++++ Given data

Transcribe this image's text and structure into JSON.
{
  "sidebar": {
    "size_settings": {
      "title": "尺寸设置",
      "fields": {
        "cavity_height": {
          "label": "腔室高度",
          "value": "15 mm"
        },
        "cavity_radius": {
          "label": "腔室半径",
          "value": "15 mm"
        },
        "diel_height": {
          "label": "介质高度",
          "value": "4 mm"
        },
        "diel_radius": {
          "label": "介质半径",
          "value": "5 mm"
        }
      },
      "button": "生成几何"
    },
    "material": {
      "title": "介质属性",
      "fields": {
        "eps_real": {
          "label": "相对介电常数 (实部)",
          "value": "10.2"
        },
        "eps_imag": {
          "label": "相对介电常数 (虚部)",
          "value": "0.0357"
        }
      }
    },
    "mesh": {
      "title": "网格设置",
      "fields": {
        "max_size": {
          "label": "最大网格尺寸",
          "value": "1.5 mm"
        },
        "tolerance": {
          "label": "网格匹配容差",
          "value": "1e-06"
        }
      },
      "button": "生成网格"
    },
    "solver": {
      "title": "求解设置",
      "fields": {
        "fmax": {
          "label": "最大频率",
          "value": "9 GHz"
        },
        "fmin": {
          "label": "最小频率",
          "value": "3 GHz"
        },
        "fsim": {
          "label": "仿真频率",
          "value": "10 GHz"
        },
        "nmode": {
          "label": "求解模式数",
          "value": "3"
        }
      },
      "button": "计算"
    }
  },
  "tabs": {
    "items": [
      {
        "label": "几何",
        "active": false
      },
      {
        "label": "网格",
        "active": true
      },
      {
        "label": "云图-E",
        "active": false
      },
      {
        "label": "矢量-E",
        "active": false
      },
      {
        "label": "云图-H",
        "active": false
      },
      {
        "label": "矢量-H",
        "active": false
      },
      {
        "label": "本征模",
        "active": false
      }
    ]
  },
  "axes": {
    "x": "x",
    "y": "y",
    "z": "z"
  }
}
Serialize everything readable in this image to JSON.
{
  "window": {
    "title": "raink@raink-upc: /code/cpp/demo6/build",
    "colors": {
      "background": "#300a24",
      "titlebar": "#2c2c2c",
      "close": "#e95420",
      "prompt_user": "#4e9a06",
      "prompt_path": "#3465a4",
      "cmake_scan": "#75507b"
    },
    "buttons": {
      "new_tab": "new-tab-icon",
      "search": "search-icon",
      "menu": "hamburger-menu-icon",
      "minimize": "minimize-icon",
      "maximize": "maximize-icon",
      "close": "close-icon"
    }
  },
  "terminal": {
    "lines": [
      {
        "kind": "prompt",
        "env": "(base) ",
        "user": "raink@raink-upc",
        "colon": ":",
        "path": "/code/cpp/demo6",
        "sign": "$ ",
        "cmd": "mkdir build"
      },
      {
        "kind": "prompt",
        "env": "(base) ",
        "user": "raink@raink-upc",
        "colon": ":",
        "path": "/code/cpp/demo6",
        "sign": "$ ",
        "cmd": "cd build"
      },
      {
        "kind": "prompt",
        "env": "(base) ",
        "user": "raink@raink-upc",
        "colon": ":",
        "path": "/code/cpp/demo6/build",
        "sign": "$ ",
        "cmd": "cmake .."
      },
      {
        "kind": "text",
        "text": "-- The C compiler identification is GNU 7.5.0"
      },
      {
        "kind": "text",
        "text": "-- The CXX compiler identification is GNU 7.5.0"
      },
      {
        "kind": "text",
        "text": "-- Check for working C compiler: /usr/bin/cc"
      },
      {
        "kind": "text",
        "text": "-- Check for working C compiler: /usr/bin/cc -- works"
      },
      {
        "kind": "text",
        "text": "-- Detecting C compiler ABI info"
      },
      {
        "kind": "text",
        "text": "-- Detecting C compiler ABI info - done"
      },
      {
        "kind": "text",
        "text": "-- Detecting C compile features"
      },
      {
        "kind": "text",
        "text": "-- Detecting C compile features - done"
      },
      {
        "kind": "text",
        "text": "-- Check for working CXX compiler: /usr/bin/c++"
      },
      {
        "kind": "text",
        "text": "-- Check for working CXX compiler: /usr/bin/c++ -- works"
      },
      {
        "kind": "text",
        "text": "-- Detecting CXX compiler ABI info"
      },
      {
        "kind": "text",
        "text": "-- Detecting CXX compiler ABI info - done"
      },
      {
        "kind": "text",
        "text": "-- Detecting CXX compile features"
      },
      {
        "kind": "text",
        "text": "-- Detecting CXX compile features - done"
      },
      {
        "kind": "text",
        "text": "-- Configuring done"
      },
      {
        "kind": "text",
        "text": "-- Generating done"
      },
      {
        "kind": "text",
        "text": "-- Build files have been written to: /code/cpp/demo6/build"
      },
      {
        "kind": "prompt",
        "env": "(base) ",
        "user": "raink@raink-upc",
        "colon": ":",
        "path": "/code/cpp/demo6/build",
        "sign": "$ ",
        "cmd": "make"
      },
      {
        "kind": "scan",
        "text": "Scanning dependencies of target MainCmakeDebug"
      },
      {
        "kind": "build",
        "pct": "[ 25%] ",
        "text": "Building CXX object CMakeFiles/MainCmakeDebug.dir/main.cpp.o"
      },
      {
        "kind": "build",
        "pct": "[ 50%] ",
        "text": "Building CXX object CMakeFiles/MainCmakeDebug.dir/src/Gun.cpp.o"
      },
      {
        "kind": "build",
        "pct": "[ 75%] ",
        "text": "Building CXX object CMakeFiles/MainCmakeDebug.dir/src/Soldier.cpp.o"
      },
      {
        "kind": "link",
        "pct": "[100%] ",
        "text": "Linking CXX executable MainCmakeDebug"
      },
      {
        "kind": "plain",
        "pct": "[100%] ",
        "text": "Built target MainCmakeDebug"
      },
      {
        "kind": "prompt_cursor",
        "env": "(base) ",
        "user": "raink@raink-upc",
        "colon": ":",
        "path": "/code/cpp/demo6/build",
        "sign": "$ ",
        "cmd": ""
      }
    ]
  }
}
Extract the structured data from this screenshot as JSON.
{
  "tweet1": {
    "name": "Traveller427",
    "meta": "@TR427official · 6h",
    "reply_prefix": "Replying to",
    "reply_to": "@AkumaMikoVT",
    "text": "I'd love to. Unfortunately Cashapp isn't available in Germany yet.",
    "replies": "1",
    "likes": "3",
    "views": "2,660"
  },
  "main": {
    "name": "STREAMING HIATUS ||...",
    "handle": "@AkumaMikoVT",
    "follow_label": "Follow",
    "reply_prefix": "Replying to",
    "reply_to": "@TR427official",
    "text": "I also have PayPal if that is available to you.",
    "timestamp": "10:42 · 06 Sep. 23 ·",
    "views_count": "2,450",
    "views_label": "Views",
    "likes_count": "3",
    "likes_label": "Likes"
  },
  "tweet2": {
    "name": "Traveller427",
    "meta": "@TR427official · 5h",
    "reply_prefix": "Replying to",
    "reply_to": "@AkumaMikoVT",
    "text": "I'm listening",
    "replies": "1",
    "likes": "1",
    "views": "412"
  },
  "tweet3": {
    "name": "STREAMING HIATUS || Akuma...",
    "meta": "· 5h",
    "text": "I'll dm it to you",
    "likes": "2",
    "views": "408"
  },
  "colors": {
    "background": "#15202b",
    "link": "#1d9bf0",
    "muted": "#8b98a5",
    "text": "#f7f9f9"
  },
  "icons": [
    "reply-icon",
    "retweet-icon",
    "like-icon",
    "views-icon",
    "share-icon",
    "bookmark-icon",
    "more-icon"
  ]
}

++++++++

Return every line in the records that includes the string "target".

> **Final answer**
        "text": "Scanning dependencies of target MainCmakeDebug"
        "text": "Built target MainCmakeDebug"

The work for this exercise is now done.